Here the big problem is, of course, that Facebook was wildly over-valued in its IPO, and it paid far too much for Instagram. The need to start to make money is therefore pressing. But you would’ve thought (with all that money) they might be able to communicate with their members a little better than they are at present. Instead, they seem to see every announcement and every change as an opportunity to lob a metaphorical grenade into the user experience, and then have to spend the next weeks and months clearing up the mess.
I suspect they have little or no interest in the vast majority of user-generated content, but are trying to find a formula that will enable them to jump on the coat-tails of posts that go viral (e.g. gangnam style). Either that, or they’re softening up the members with this stream of smaller shocks so that when they eventually drop the bomb, no one pays it any attention.
Like many (most?) of us, I am rarely short of a good reason not to get something done – thinking more about it / trying to perfect it / waiting for the right moment etc. etc.
But there’s always a better reason to get it done. Because otherwise projects drag on, lose momentum and, in the end, often don’t get done at all.
So the latest post from Leo Babauta at zen habits that dropped into my email inbox – 4 Simple Principles of Getting to Completion – hit home. And in fact I applied the principles to make this post now, instead of thinking about it and (probably) not doing it (ever so much better and more polished) in a day or two.
In short, the four principles are:
1. Keep the scope as simple as possible.
2. Practice ‘Good Enough’. Perfectionism is the enemy of completion.
3. Kill extra features.
4. Make it public, quick.
But is bursting with the power of a thousand suns across the internet
The Ayatollah Khomenei returned to Iran in February 1979 on a chartered Air France 747 – the seventies equivalent of the sealed train in which Lenin travelled from Zurich to the Finland Station (St Petersburg) in April 1917.
And while Tehran erupts, Ahmadinejad visits… Moscow.
Well I told you this blog is bang up to the minute. Following various links (now a tangled web of forgotten steps floating in cyberspace) I came upon – ‘found’ wouldn’t be the right word; I wasn’t looking for it – a blog post from Seth Godin on ‘Why bother having a resume?‘
Topical in the current climate, but actually written back in March 2008, so almost a year ago. How some things endure. Even today. Actually, his words have become ever more relevant.
A resume, he argues, de facto defines you as unremarkable. It positions you as ‘just more fodder for the corporate behemoth.

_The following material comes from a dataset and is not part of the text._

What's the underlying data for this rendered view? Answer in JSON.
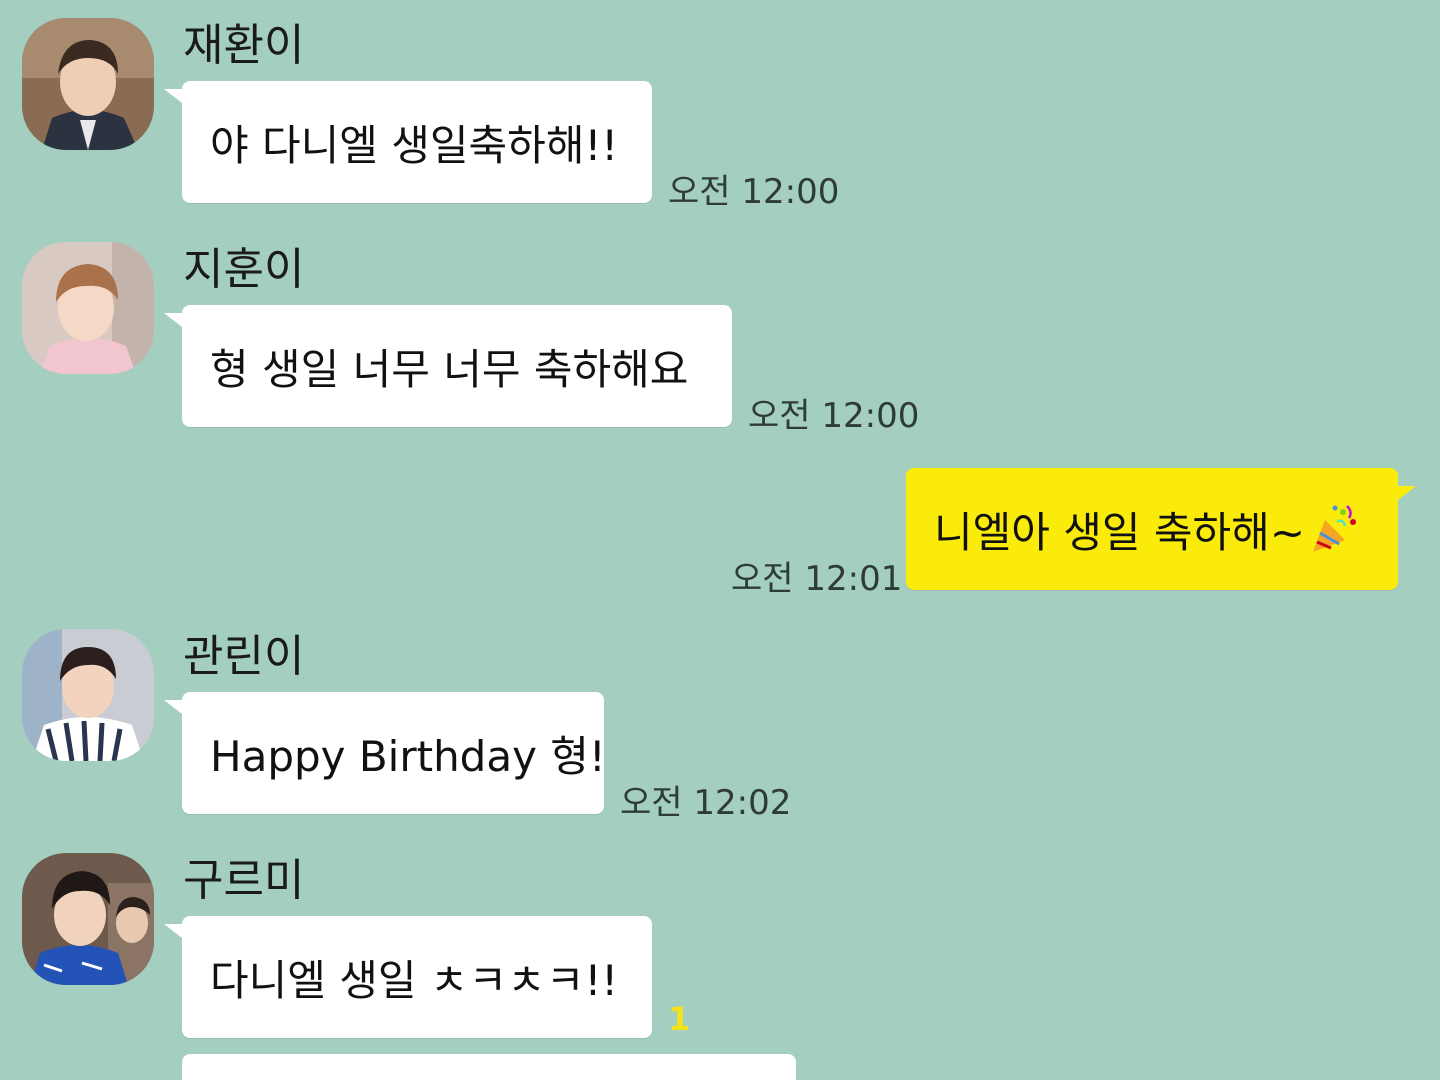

That might be fine for average folks looking for an average job, but is that what you deserve?’
If you need a resume, you don’t have a reputation that precedes you; or extraordinary letters of recommendation from people the employer knows and respects; or … ‘a blog that is so compelling and insightful that they have no choice but to follow up.’
Ah, so I’ll be OK after all!
In her comment on Seth’s post (yes, me and Seth go way back; or should that be Seth and I?) eSoup takes up the challenge and raises the bar just that bit higher, translating his comments into a list of things to do:
1) Create a blog that is so captivating, so ingenious, so clever, so compelling and so insightful that your potential clients feel a thrill of anticipation at the thought of meeting the person behind the blog.
Dear Reader, feel the thrill and do it anyway. Do get in touch; I know you want to.
PS I’ve just read Seth’s post for today, February 24th, where he celebrates his 3,000th blog post. That is a mighty achievement, especially given the frequency of posting and consistent quality. Seth Godin, this new blogger salutes you.